• **What you will do**
The answer is every line of the records that holds the word "sections", copied in full.

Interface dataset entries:
- - - - -

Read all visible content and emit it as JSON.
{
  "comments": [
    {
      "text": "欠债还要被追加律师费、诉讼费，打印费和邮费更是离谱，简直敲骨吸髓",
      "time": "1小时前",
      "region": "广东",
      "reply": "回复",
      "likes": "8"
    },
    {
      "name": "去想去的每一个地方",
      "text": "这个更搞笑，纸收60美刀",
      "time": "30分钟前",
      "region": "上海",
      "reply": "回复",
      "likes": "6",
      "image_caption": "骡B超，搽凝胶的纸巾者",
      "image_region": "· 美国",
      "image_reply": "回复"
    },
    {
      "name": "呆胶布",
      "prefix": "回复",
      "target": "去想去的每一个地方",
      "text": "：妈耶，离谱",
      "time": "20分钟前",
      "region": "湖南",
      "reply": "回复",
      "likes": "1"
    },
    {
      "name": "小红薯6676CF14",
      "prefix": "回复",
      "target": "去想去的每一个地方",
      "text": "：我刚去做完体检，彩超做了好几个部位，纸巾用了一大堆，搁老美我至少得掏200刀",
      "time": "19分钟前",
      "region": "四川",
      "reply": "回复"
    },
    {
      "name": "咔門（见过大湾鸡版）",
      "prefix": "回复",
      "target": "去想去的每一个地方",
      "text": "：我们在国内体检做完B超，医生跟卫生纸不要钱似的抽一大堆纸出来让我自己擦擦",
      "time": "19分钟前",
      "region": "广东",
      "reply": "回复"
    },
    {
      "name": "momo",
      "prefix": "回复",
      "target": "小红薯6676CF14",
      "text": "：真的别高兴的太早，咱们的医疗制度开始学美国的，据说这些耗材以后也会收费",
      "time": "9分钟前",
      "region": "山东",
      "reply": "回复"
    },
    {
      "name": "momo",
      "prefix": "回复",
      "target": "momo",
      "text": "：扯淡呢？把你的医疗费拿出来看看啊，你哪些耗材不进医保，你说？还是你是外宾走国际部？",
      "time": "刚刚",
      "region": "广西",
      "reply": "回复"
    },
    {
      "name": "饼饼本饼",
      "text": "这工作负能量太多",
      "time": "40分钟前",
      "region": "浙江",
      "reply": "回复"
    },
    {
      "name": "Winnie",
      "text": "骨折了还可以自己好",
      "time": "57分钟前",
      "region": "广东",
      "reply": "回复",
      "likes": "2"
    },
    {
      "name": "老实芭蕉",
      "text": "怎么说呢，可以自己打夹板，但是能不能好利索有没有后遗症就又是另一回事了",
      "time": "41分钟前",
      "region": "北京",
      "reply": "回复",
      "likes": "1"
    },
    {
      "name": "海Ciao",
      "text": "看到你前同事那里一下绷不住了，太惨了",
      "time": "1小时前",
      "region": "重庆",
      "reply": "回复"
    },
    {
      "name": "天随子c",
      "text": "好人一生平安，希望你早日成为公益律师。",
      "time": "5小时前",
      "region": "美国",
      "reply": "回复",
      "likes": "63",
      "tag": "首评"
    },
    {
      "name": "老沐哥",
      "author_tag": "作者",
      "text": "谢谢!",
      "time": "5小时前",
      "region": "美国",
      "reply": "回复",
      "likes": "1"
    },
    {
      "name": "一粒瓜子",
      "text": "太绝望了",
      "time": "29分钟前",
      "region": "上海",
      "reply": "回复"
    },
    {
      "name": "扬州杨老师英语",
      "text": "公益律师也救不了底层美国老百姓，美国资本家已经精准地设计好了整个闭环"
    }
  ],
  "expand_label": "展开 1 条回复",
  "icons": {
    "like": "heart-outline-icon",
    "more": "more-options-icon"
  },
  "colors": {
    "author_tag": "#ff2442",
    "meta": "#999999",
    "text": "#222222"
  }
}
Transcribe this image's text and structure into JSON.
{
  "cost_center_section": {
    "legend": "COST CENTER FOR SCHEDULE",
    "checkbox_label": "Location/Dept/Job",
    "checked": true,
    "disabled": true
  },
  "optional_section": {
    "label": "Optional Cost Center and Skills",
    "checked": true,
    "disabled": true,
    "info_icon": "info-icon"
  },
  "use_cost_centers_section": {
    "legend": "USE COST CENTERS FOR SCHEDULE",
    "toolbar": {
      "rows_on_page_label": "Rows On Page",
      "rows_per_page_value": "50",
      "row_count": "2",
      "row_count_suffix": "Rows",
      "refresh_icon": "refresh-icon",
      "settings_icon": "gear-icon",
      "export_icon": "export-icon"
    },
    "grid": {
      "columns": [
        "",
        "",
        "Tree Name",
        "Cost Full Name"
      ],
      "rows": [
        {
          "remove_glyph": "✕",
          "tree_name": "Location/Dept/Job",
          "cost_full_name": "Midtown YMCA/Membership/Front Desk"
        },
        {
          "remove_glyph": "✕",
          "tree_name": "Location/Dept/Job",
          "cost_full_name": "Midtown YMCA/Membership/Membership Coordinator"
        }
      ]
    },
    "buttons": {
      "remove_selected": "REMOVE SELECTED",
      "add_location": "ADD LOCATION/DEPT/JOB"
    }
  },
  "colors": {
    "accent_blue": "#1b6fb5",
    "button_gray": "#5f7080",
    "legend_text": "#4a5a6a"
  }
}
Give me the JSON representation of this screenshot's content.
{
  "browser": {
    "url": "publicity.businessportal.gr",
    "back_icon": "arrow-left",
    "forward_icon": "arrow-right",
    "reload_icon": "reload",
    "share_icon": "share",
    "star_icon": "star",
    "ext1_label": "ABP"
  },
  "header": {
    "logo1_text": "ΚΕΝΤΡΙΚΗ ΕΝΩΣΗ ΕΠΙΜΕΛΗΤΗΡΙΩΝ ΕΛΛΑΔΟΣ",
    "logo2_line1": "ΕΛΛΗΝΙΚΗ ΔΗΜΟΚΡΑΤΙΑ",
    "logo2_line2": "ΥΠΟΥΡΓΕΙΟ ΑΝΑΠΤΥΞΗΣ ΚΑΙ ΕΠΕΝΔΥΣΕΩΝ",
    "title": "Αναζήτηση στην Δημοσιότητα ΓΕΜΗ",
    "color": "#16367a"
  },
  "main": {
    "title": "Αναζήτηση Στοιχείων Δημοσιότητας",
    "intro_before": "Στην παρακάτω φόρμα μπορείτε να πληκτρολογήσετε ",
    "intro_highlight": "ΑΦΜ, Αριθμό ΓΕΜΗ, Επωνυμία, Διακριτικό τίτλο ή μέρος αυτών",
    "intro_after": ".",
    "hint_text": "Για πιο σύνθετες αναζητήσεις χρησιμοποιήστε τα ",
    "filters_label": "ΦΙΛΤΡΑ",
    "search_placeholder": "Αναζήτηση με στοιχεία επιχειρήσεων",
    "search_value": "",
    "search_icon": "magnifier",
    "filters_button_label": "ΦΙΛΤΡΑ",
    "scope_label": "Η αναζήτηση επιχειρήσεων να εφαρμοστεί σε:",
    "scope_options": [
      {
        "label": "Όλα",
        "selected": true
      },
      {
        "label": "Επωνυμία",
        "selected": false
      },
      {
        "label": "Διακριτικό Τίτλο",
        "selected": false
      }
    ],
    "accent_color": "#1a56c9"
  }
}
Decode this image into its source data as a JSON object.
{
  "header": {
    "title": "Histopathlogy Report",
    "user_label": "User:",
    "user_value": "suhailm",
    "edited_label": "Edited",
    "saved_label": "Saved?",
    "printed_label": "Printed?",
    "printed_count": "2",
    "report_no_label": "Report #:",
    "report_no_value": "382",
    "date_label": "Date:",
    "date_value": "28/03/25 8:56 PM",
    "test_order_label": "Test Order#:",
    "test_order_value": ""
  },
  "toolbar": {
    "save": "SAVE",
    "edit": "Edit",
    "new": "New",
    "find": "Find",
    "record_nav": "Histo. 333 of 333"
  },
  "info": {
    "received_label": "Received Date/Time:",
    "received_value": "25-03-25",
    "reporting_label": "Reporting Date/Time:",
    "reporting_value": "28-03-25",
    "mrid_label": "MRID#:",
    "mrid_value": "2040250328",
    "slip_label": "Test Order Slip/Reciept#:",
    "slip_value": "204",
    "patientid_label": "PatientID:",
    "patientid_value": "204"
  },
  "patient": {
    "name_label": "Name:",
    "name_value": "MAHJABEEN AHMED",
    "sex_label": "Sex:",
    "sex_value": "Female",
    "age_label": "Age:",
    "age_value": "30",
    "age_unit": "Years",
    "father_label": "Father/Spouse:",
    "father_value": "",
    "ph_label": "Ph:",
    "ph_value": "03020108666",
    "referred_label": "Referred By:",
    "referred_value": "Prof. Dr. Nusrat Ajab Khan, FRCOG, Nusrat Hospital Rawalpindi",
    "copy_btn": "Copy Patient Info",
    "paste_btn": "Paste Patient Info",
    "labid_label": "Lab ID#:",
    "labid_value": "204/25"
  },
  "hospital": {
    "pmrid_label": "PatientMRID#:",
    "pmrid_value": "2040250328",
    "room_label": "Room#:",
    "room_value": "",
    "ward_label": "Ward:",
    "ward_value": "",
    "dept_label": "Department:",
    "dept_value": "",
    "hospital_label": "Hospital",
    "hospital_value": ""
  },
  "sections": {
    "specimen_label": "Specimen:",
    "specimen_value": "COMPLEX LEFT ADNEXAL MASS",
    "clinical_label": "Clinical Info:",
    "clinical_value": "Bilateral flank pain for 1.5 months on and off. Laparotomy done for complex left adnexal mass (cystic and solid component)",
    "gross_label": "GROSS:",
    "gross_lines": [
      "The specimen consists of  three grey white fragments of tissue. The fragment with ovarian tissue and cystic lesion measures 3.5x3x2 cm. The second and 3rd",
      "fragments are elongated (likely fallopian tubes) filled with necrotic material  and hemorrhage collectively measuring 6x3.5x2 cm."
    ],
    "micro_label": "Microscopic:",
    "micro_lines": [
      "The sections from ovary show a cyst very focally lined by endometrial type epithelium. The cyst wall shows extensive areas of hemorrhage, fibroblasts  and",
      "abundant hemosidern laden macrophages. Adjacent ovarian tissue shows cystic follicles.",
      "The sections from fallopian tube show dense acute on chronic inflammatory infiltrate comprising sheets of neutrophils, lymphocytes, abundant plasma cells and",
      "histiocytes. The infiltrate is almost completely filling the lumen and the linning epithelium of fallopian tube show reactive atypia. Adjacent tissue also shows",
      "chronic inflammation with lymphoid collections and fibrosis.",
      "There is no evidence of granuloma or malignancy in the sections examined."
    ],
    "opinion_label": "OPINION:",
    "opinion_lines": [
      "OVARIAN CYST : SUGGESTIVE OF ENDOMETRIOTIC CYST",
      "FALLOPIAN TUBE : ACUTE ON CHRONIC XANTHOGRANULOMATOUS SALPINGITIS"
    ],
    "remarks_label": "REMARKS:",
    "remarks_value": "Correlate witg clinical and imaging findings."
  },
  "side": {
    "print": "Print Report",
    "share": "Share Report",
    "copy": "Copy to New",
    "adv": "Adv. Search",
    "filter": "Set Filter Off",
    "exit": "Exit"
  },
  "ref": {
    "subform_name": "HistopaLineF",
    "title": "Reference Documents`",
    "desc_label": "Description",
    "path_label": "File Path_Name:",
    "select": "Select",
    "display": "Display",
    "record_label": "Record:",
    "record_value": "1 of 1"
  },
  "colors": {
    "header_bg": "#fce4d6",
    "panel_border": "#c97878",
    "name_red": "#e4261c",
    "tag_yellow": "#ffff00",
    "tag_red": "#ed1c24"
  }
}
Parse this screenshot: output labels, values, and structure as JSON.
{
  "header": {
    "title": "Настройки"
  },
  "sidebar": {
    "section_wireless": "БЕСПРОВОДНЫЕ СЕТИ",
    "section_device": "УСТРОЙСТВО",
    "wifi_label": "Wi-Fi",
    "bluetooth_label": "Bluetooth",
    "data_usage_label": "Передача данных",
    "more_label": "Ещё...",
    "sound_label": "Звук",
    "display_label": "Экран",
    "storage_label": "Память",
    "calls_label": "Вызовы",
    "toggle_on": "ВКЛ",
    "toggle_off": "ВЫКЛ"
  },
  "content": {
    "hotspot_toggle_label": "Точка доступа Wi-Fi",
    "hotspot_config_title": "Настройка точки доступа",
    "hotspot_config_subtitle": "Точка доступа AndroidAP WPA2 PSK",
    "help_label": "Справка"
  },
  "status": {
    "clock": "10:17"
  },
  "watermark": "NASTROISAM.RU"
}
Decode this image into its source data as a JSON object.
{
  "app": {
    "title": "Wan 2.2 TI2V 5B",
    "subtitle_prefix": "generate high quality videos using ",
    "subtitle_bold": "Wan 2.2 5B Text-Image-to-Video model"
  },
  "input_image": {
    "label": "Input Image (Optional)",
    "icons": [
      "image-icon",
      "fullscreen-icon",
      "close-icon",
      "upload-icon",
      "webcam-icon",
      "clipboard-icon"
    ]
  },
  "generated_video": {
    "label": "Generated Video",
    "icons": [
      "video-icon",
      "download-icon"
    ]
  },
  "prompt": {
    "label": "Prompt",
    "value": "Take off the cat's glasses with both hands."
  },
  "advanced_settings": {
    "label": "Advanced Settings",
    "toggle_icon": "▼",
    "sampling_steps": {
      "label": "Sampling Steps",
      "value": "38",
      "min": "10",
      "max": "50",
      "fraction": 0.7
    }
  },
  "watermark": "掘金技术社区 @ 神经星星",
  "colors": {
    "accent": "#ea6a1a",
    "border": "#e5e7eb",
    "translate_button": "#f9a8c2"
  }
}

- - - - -

• **Solution for this problem**
  "sections": {
      "The sections from ovary show a cyst very focally lined by endometrial type epithelium. The cyst wall shows extensive areas of hemorrhage, fibroblasts  and",
      "The sections from fallopian tube show dense acute on chronic inflammatory infiltrate comprising sheets of neutrophils, lymphocytes, abundant plasma cells and",
      "There is no evidence of granuloma or malignancy in the sections examined."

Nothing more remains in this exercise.